Stepping back from a rule proposed in August that would have limited the size of houses within the city limits to 5,000 square feet, the Langley City Council gave a preliminary nod to a regulation that would restrict house size without a concrete upper limit.
During a first reading of additions to the citys municipal code Wednesday, council members seemed satisfied by a rewrite of regulations pertaining to the maximum size of houses built within the city. An earlier draft of the additions to the code restricted the percentage of a lot a residential structure may cover and pegged the upper limit no matter how large the lot at 5,000 square feet. In modified language drafted by the citys staff and planning advisory board, coverage percentages remained in the proposal while the limit got the ax.

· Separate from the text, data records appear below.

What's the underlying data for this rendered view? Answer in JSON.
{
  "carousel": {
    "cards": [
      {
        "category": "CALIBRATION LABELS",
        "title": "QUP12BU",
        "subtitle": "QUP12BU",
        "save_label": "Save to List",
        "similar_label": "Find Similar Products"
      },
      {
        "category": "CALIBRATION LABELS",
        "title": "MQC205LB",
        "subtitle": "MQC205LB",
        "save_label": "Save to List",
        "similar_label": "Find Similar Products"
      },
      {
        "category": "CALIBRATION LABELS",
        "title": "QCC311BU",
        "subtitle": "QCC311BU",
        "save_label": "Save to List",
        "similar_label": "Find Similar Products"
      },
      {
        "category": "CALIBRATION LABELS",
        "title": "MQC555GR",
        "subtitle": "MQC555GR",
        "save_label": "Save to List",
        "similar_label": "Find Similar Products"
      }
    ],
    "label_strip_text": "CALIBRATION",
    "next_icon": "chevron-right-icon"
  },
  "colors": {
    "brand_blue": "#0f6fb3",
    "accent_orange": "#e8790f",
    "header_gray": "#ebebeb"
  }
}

Under the redrafted rule, homes could cover up to 40 percent of a 5,000-square-foot lot, 25 percent of an additional lot or parcel measuring between 5,000 and 15,000 square feet, and 10 percent of an additional lot or parcel over 15,000 square feet. Jack Lynch, the citys planning official, said the rule should keep new houses in scale with the generally smaller homes that already exist within the city. However, it is now possible under those rules to build a house in the city measuring more than 7,000 square feet.
Langley Mayor Lloyd Furman said the rewritten code additions allow for more freedom.
I think what we have here today is much, much better and less restrictive, he said.
However, the code editions did spark a lengthy discussion about the legal enforcibility of what have been dubbed the mega house regulations. Questioning city attorney Eric Lucas on the subject, Councilman Doug Allderdice wondered if the public safety and health benefits of such rules as pointed out by Lucas in a memo accompanying them were quantifiable and enforceable. Allderdice said an argument based on those standards was fuzzy.
Lucas said he does believe the public is safer and healthier in a city that has a strong feeling of community. Keeping buildings in line with the standards historically set in the city play into that feeling, he said.
I really dont have a problem with fuzziness, Lucas said.
Under continued questioning from Allderdice, Lucas stated that a community does have the right to protect its character. He also noted that a number of communities have regulations in place similar to those proposed for Langley.
In fact, weve studiously avoided breaking new ground, he said.
With that, Allderdice accepted Lucas argument. The council voted 3-0 to accept the first reading of the ordinance change. Other code changes included in the reading set a new standard for private property owners when extending city sewers, require bed and breakfast owners to live on the property they rent, and make room for retreat centers and Internet businesses to locate in some residential areas.
The city will bring the measures up for a second reading and possible passage at the councils Dec. 5 meeting.